"Night's Blood" wins my personal award for greatest Extreme Metal song of all time.

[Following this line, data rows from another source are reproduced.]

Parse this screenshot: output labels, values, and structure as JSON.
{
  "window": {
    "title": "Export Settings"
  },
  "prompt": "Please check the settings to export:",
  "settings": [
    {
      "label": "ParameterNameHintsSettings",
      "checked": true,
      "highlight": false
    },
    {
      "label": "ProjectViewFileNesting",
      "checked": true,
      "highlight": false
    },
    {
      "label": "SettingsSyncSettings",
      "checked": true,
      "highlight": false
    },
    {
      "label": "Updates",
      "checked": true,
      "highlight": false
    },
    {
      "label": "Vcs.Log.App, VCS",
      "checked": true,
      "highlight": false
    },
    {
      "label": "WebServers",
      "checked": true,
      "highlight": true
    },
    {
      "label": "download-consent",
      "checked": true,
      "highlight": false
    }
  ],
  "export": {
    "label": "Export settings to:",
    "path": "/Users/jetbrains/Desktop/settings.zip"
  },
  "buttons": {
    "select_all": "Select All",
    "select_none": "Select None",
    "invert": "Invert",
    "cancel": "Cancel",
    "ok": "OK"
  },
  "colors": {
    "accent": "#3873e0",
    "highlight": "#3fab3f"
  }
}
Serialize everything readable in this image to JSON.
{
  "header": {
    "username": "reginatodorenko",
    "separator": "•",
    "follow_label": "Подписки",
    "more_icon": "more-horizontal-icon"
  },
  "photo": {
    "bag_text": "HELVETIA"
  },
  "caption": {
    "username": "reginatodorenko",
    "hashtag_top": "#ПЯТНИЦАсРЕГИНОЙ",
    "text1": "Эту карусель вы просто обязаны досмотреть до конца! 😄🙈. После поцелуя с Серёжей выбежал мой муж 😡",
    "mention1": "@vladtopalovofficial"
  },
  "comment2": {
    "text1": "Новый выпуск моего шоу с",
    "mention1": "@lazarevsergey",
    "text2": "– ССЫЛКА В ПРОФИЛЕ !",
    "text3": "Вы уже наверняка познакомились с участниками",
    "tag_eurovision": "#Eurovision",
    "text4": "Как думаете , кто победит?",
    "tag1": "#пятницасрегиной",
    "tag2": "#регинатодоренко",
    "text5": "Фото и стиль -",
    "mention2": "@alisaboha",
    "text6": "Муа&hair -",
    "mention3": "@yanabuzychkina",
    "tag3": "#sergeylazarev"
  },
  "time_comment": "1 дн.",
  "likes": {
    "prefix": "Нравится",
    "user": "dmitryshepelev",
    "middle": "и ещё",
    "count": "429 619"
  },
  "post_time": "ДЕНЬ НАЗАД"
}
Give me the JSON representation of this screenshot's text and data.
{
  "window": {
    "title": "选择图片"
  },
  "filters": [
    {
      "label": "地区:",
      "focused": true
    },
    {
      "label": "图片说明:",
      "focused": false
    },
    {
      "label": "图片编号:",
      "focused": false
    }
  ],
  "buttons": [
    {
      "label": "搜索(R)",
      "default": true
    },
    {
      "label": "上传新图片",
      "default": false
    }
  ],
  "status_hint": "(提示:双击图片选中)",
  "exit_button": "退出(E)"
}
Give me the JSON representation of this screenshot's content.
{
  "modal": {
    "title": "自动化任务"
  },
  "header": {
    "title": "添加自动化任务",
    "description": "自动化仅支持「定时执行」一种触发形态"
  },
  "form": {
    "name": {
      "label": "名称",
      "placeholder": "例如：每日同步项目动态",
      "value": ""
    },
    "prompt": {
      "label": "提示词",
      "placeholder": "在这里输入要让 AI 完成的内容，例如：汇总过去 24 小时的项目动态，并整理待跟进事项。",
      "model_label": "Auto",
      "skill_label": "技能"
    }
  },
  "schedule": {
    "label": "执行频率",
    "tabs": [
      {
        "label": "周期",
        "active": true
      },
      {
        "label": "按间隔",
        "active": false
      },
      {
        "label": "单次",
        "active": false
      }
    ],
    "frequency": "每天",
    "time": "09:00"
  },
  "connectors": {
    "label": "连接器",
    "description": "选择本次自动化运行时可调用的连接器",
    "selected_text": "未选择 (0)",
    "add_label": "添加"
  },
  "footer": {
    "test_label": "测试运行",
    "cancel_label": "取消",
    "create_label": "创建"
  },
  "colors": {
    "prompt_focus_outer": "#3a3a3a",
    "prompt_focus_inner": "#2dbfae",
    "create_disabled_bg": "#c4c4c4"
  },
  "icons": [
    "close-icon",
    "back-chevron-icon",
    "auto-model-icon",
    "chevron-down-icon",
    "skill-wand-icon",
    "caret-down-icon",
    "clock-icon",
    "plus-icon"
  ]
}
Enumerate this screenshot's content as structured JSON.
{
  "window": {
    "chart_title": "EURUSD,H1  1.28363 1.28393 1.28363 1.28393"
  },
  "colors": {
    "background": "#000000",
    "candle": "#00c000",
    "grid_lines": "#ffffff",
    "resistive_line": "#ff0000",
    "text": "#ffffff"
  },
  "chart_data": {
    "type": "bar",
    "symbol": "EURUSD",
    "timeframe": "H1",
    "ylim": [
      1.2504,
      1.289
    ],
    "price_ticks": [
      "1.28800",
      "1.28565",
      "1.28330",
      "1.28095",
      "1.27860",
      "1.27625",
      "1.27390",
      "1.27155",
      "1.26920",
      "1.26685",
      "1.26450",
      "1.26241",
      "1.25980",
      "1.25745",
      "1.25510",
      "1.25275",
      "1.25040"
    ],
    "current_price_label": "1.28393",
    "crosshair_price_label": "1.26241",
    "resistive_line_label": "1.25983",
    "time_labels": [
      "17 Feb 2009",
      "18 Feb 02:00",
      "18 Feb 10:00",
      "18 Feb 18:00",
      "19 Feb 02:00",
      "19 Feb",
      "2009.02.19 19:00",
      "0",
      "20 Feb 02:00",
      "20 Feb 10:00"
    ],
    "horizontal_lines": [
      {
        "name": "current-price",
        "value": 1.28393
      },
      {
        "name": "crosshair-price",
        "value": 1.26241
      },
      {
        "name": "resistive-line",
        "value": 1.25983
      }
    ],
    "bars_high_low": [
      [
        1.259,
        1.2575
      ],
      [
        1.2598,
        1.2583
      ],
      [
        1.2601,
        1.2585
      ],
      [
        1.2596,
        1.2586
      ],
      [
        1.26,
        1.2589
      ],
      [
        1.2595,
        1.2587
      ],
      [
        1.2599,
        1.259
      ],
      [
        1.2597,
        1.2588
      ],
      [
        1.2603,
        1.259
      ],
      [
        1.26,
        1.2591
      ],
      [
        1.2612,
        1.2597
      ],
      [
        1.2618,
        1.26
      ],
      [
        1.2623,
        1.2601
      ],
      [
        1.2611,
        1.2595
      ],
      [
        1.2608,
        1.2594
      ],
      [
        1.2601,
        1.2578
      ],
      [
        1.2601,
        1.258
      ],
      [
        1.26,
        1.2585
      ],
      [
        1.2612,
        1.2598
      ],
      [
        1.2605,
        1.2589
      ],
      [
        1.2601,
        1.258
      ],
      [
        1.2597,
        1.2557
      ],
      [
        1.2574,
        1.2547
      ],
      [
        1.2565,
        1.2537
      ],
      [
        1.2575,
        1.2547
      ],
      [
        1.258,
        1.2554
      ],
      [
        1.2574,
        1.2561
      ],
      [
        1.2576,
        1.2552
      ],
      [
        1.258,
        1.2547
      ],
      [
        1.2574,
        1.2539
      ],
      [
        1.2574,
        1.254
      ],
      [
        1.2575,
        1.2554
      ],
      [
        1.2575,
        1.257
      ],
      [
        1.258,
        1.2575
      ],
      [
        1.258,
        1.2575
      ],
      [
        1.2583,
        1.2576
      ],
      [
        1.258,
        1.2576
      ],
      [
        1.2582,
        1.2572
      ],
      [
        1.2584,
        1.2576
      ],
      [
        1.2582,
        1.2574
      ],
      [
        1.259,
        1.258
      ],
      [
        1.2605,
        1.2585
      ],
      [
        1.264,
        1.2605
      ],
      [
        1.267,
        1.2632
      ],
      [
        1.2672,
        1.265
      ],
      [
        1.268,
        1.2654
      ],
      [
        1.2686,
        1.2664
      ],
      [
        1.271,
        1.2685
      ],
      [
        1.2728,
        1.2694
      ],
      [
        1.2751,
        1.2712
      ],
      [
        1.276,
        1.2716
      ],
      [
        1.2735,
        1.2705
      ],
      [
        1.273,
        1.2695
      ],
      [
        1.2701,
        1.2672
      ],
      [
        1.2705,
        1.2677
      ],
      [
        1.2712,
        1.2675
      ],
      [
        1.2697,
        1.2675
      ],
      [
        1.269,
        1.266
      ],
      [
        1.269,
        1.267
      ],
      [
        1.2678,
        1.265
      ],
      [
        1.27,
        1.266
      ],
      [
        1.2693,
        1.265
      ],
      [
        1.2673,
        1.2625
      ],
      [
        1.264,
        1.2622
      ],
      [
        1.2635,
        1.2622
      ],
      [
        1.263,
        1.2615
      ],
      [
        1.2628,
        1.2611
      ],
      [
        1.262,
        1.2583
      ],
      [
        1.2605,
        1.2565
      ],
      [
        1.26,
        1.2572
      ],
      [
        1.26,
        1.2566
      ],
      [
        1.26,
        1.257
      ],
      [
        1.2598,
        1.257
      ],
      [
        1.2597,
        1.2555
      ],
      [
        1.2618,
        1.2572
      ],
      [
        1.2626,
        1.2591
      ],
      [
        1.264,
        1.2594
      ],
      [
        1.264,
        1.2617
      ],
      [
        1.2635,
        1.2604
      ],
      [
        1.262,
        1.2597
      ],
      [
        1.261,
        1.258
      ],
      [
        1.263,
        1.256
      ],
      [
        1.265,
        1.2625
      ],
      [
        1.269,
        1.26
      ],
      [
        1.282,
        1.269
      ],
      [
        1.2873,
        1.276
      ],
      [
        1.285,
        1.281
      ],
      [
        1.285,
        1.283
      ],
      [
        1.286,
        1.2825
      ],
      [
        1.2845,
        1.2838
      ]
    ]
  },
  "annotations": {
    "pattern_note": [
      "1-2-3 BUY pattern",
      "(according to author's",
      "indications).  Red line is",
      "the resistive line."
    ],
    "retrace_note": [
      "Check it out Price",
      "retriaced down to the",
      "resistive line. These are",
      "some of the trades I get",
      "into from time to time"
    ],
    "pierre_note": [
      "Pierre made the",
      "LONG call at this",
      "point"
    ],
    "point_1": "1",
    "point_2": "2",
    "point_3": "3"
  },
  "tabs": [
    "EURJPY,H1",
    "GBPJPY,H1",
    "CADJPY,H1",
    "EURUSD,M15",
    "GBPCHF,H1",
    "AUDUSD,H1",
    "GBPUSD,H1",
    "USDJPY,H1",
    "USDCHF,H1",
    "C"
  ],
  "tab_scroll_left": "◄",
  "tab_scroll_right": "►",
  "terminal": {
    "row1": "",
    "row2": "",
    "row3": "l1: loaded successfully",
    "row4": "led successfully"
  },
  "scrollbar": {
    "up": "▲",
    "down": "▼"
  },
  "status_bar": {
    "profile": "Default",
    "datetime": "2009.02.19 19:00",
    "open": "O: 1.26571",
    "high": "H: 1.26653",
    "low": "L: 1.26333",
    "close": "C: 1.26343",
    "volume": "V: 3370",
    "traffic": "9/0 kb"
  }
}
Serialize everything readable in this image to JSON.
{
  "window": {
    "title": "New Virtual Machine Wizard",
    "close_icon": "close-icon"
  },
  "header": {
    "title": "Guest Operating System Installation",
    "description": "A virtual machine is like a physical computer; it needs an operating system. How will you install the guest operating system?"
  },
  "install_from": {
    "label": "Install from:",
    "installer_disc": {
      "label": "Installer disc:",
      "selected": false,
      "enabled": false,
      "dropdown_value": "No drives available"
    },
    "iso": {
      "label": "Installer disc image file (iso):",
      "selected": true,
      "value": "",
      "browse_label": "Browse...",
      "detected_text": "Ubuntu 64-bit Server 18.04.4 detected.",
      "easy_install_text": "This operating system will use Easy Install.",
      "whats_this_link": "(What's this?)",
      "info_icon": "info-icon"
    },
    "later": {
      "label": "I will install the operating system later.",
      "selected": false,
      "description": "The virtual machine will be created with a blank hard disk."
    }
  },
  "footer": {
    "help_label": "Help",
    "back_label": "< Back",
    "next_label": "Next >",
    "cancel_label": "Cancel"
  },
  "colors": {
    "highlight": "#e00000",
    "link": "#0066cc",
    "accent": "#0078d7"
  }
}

Oh yeah, and this album has some other pretty damn good songs on it too. "Soulreaper" and "Where Dead Angels Lie" manage to hold their own and not be completely overshadowed by "Night's Blood" (a huge accomplishment), and are bona-fide genre classics in their own right. "Unhallowed" and the title track might be footnotes compared to those three or the stirringly sinister "Thorns of Crimson Death", but even they - the supposed weaker songs - still outclass 95% of metal! That's how great this disc is. No weak spots. No spots that are anything less that fantastic and timeless. "No Dreams Breed in Breathless Sleep" is my favorite instrumental outro of all time and caps the whole wintry experience off perfectly. It is haunting in its simple, melancholic elegance. This whole album is a masterclass in how to make music that is simultaneously sinister, beautiful, melodic, majestic, evil and heart-wrenching. And it contains both my favorite album artwork and extreme metal song ever?? Hellyes/10.